Dataset entries:
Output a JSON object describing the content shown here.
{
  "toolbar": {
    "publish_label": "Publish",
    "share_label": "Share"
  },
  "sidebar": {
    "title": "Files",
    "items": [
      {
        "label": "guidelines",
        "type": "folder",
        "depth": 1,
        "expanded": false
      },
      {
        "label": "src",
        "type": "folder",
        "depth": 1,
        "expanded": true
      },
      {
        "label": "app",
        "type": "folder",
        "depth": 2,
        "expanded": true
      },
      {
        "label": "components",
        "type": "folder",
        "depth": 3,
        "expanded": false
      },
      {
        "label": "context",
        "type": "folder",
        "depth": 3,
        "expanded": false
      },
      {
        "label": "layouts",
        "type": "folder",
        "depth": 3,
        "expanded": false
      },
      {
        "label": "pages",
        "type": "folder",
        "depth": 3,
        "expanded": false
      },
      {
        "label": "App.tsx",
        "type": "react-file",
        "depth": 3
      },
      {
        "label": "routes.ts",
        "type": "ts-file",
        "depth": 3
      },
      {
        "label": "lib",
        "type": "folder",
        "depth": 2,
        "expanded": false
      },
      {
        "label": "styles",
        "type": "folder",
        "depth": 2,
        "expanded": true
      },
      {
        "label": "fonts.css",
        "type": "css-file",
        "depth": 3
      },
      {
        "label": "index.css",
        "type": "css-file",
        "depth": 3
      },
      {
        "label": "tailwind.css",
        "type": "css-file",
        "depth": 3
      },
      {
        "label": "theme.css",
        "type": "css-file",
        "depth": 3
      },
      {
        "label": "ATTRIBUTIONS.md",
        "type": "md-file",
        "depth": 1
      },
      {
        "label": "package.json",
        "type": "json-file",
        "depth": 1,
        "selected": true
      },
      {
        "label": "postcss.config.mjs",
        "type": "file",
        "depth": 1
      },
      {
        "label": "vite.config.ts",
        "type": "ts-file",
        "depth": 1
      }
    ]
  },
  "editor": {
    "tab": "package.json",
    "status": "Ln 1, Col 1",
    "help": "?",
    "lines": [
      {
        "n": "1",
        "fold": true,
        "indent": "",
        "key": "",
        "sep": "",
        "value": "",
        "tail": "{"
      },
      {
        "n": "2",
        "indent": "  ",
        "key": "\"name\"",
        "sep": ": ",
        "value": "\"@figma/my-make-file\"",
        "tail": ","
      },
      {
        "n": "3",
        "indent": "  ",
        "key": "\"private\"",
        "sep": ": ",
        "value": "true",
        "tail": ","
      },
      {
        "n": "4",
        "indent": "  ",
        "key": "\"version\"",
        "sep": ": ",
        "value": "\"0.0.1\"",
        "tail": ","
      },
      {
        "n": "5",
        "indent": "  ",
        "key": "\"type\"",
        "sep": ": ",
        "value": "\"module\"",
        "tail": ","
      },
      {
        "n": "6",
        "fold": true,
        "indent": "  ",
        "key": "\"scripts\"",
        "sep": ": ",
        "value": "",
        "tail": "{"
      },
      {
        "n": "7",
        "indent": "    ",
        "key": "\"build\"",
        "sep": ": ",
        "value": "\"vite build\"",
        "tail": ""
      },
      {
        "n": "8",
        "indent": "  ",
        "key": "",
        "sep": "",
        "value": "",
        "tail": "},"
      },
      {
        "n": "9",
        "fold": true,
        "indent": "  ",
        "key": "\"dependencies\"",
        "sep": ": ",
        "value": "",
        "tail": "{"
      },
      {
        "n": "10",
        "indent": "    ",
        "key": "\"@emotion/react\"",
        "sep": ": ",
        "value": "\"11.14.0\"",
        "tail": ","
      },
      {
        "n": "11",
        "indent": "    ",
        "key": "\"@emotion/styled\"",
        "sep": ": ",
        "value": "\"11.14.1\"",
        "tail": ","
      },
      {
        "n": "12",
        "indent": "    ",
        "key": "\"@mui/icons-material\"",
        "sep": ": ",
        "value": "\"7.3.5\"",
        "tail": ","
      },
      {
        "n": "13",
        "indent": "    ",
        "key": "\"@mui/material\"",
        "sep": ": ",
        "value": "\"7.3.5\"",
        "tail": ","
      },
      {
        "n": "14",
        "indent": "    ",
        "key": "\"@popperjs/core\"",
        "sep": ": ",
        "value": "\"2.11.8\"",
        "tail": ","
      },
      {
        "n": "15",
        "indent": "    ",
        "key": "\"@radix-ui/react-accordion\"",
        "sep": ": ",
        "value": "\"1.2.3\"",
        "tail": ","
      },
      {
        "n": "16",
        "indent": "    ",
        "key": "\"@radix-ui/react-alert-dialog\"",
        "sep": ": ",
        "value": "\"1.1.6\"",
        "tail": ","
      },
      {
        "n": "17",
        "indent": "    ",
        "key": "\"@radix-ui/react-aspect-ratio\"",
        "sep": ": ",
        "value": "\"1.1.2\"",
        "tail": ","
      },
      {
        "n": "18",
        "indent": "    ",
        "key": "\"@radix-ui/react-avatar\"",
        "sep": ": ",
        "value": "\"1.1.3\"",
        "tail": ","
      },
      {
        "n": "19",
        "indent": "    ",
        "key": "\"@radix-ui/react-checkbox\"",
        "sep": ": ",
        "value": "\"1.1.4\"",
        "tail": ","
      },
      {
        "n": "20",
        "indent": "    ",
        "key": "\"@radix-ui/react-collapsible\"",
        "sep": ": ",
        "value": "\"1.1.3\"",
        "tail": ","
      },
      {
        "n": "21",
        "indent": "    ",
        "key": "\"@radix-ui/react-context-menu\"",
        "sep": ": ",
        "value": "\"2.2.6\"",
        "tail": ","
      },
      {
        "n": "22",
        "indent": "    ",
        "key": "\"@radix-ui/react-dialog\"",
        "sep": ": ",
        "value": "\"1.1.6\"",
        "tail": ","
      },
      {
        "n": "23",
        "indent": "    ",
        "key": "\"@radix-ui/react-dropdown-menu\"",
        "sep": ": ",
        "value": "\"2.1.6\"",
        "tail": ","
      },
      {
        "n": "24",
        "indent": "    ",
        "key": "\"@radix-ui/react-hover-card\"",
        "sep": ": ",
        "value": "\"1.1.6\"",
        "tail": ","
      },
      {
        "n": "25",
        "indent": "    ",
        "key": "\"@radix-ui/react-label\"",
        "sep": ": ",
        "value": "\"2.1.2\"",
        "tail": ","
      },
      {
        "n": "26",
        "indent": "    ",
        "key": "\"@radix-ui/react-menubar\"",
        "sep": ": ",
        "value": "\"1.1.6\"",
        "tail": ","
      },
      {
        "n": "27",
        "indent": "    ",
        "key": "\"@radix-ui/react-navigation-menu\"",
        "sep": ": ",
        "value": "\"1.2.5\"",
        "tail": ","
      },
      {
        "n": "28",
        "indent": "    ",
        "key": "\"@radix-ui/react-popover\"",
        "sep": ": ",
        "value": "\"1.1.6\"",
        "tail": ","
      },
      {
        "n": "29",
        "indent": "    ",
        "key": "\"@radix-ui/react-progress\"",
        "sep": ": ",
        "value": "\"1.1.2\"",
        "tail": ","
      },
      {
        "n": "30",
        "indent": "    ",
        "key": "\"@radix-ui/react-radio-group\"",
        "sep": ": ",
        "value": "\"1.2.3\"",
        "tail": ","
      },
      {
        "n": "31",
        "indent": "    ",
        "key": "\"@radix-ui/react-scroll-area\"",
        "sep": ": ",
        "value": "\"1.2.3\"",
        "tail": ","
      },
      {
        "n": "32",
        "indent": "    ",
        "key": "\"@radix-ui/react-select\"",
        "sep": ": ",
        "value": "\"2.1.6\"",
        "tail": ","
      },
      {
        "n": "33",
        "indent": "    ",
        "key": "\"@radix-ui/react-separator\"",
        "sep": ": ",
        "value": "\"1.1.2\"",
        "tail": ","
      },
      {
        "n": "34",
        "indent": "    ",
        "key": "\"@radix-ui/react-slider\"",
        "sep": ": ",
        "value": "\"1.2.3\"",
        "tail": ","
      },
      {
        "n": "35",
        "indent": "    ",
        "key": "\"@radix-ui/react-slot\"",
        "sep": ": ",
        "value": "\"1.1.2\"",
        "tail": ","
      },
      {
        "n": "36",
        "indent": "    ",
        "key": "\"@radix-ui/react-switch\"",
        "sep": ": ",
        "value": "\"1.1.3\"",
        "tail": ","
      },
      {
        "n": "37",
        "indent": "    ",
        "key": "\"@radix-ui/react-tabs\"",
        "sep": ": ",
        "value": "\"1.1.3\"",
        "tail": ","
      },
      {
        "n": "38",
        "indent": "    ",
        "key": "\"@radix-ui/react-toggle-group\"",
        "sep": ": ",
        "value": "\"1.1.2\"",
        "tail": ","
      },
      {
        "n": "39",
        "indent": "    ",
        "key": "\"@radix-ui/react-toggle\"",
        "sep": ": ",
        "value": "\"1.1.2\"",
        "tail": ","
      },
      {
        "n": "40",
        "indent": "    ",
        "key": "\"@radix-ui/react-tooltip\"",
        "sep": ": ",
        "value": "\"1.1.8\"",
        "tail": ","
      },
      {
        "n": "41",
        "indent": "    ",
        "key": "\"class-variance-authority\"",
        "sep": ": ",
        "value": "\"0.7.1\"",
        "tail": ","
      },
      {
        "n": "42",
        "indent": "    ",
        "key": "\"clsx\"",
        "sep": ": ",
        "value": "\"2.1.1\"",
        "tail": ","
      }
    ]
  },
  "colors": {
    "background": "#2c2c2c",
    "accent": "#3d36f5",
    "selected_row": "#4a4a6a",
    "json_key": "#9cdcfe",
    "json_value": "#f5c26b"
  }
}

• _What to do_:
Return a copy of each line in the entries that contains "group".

• _Solution to the exercise_:
        "key": "\"@radix-ui/react-radio-group\"",
        "key": "\"@radix-ui/react-toggle-group\"",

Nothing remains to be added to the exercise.